The number of Britons that have called in sick from work so far this year, despite not really being ill at all, is revealed following a new study. The poll also reveals that 21 per cent of grown adults have also had a parent, partner or friend call in sick for them so that they didn’t have to on a past occasion.
The survey was carried out by the online travel agency www.sunshine.co.uk and 2,111 people aged 18 and over from around the UK, all of whom were employed in either a part time or full time role, took part. Respondents answered questions about any time they’d taken off sick from work in the last 12 months, whether they were genuinely ill or not.
When asked ‘How frequently have you taken sick days from work over the past year?’, the majority (57 per cent) say ‘once a month’. A quarter (22 per cent) say ‘hardly ever’ and 16 per cent say ‘only once or twice’.
Everyone was then asked how many of the sick days they took were false (i.e. they weren’t genuinely unwell when they called in sick). From this, sunshine.co.uk finds that approximately one in every four sick days taken by Britons is a false ‘sickie’.
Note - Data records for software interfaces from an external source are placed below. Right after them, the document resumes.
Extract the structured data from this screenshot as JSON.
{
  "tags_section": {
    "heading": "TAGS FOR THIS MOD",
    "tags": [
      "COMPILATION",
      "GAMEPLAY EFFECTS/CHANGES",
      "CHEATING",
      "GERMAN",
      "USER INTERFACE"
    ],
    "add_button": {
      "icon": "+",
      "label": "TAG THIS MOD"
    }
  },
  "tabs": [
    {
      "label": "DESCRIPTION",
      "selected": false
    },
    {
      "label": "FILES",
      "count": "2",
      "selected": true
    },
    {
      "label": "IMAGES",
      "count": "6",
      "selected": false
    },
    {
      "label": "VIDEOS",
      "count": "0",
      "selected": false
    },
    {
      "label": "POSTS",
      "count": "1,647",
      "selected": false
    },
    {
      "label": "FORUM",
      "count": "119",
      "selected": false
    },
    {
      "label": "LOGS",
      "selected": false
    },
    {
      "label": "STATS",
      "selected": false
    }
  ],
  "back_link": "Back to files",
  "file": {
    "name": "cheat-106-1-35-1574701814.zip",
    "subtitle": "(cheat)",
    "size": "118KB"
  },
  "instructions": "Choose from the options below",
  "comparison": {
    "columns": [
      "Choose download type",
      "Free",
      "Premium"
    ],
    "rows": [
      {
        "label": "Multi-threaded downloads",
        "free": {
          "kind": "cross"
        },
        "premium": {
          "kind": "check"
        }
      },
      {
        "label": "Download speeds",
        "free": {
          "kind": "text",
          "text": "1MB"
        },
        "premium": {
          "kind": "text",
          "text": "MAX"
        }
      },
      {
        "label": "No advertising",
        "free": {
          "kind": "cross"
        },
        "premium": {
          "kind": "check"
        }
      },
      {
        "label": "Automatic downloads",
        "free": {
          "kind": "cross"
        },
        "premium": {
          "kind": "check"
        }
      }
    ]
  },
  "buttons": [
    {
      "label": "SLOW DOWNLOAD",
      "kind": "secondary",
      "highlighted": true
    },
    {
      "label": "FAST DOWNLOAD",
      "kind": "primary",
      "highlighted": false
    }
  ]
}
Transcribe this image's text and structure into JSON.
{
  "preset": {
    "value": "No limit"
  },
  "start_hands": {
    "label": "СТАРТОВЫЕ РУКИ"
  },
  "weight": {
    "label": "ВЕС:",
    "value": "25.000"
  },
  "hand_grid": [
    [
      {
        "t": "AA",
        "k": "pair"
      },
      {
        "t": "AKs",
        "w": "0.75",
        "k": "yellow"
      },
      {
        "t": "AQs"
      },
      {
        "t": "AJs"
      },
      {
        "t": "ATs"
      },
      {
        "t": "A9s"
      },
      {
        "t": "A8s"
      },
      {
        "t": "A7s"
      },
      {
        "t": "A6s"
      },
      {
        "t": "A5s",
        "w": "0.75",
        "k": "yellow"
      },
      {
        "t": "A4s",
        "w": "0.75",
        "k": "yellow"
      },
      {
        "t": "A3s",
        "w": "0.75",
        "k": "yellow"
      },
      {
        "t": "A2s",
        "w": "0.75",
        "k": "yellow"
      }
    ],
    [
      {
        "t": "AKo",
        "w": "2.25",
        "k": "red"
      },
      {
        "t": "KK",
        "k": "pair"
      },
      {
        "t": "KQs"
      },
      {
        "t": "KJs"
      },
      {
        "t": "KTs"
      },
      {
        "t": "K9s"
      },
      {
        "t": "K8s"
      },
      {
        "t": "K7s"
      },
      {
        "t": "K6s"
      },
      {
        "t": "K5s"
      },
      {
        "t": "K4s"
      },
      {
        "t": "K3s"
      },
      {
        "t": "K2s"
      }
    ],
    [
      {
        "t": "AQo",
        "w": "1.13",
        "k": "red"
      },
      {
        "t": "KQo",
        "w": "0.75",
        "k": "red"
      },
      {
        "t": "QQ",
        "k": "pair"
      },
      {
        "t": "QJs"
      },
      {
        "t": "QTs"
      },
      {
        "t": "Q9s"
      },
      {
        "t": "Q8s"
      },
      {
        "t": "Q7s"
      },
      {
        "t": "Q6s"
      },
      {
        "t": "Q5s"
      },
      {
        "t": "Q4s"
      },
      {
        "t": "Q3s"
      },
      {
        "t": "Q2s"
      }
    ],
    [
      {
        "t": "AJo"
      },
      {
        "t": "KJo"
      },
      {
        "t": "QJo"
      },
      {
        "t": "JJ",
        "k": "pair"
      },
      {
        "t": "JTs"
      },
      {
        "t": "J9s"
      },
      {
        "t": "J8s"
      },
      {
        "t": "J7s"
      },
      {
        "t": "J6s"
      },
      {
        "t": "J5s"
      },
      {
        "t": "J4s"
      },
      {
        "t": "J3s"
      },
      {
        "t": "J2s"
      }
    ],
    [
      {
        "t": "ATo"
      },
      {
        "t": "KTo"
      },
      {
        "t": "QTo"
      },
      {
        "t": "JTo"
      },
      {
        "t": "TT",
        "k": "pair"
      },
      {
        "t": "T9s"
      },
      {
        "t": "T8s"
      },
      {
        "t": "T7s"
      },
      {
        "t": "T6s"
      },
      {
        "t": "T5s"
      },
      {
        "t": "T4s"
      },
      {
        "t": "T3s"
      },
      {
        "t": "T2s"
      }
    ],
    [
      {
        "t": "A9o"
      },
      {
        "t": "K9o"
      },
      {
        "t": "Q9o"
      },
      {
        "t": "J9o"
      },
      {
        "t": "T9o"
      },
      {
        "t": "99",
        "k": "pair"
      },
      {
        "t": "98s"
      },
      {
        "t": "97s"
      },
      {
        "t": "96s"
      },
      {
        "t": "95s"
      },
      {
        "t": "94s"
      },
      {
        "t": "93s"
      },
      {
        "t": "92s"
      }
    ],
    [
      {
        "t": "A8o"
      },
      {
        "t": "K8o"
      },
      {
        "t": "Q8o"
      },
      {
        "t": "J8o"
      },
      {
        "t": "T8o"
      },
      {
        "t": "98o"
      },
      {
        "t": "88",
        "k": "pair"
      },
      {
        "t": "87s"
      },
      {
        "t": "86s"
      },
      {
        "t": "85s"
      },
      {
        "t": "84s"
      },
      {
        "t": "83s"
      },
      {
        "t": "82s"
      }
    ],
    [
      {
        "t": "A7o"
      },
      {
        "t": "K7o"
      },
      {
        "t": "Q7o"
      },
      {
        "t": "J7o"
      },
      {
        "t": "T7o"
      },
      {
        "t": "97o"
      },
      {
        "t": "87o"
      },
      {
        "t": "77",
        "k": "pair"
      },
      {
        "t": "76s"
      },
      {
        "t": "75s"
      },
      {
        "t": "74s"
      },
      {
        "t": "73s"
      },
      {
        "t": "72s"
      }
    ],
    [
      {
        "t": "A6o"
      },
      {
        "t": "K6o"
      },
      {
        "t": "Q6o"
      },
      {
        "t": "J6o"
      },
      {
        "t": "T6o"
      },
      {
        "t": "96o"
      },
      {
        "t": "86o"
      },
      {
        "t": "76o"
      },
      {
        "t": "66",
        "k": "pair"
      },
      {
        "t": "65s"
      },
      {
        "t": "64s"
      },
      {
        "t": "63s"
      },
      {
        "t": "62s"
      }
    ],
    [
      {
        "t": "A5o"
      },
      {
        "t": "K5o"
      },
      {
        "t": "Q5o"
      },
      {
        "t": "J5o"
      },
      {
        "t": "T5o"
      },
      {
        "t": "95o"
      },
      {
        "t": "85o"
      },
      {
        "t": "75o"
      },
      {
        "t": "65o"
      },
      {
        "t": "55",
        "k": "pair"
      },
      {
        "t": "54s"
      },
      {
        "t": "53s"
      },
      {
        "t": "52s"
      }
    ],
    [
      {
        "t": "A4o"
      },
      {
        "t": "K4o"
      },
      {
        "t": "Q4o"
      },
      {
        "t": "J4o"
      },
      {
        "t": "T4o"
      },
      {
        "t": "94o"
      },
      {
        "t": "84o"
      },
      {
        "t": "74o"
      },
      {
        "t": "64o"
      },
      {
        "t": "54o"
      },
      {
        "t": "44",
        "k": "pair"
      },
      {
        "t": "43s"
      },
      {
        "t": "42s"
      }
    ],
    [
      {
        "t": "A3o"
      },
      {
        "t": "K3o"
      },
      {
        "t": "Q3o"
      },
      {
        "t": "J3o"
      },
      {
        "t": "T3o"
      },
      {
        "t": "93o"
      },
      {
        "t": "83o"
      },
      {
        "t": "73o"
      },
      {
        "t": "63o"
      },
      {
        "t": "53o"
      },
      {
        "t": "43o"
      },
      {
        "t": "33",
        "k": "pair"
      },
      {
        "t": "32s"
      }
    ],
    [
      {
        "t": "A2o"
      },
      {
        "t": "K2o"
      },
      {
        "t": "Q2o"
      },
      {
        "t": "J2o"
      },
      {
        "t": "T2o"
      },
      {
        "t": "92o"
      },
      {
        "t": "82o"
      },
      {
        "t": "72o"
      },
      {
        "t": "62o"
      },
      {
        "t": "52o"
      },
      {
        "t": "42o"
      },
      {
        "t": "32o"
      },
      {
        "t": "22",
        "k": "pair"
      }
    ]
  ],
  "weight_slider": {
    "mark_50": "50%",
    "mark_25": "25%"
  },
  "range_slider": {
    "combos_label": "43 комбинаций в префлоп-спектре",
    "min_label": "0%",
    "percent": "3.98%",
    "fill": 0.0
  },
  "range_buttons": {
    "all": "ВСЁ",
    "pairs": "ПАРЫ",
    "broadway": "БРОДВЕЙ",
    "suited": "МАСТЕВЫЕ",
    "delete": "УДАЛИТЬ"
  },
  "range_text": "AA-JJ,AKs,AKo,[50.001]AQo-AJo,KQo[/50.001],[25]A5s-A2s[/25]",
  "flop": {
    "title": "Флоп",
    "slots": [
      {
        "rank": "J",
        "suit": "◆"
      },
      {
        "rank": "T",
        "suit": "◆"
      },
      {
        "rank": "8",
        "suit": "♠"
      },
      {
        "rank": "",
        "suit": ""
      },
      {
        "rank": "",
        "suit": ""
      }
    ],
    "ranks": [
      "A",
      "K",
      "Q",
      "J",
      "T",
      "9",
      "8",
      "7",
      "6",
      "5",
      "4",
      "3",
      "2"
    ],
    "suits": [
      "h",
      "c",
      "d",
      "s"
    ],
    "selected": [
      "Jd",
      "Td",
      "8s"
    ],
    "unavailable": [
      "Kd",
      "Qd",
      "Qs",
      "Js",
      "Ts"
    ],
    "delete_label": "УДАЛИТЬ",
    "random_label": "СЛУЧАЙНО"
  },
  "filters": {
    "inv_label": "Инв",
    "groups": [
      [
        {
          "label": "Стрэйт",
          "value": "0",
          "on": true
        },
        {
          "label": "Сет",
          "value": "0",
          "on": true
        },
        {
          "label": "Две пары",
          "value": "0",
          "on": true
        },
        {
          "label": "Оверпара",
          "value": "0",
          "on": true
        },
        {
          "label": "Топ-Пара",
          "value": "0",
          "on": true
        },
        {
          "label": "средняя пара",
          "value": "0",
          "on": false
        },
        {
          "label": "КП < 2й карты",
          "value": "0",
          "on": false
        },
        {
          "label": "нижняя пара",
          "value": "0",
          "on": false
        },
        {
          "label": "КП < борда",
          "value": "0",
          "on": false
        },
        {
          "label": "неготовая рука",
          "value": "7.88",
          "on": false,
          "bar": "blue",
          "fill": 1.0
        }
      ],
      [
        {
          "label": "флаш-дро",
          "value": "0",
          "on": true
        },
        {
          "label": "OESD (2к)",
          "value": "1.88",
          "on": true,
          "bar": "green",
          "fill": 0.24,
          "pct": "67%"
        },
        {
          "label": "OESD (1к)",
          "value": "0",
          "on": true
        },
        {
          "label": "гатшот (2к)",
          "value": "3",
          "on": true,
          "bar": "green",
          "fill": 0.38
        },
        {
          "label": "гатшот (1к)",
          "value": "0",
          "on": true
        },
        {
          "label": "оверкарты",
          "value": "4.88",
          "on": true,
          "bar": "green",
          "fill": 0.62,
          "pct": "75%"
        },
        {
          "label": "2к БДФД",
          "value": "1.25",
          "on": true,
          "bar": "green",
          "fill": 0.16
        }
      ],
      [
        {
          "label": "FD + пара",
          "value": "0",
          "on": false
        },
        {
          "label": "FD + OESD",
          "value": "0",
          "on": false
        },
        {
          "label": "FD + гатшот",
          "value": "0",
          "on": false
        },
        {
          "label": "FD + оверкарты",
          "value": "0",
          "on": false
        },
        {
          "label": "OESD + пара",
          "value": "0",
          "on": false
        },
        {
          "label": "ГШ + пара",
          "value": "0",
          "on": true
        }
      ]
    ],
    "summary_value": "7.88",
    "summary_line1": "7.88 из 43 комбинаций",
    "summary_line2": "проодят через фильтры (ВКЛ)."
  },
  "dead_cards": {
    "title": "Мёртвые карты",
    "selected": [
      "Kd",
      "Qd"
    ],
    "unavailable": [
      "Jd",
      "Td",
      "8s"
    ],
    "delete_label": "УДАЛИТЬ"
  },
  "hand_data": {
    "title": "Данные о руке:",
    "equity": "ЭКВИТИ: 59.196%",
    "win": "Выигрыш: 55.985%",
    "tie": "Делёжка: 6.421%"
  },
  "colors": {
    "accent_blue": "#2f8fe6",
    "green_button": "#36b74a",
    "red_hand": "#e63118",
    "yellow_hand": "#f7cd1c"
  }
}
The research shows that one in ten respondents have already pulled a sickie at work this year so far, despite only being a month in to 2017. As respondents were asked what industry they worked in, the researchers were able to determine that it was those in ‘retail’ roles that were the most likely to feign illness for a day off.
Anyone who had pulled a sickie in the past 12 months was asked if they had taken any steps to cover their tracks to make sure they weren’t found out.
Nearly half (43 per cent) say they had posted something on social media about feeling unwell, such as a status or picture, to make their story seem more plausible. On the contrary, 19 per cent avoid social media altogether in order to not trip up and post something that gave their secret away.
When asked what how they had spent the day when they pulled a sickie, 76 per cent state ‘watching TV/films’. One in ten (11 per cent) say they’d had a day out somewhere 9 per cent confess to using their ‘sick’ day to get some chores done around the house.
The poll also reveals that 21 per cent of the respondents had previously got a parent, friend or partner to call their place of work for them when they wanted to stay home sick (regardless of whether or not they were genuinely unwell). However, only 12 per cent of these people say they were too poorly to make the phone call themselves.
Chris Clarkson, managing director of www.sunshine.co.uk, says, ‘It seems that a fair few people have tarnished their brand new sickness record at work already this year, all for a sneaky day off. We found it interesting to see how many people use social media to make their ‘illness’ seem more believable, perhaps in the process getting unfair sympathy from their unsuspecting friends and family.
‘As for those risking a day out when they’ve called in sick, that’s definitely a dangerous game!’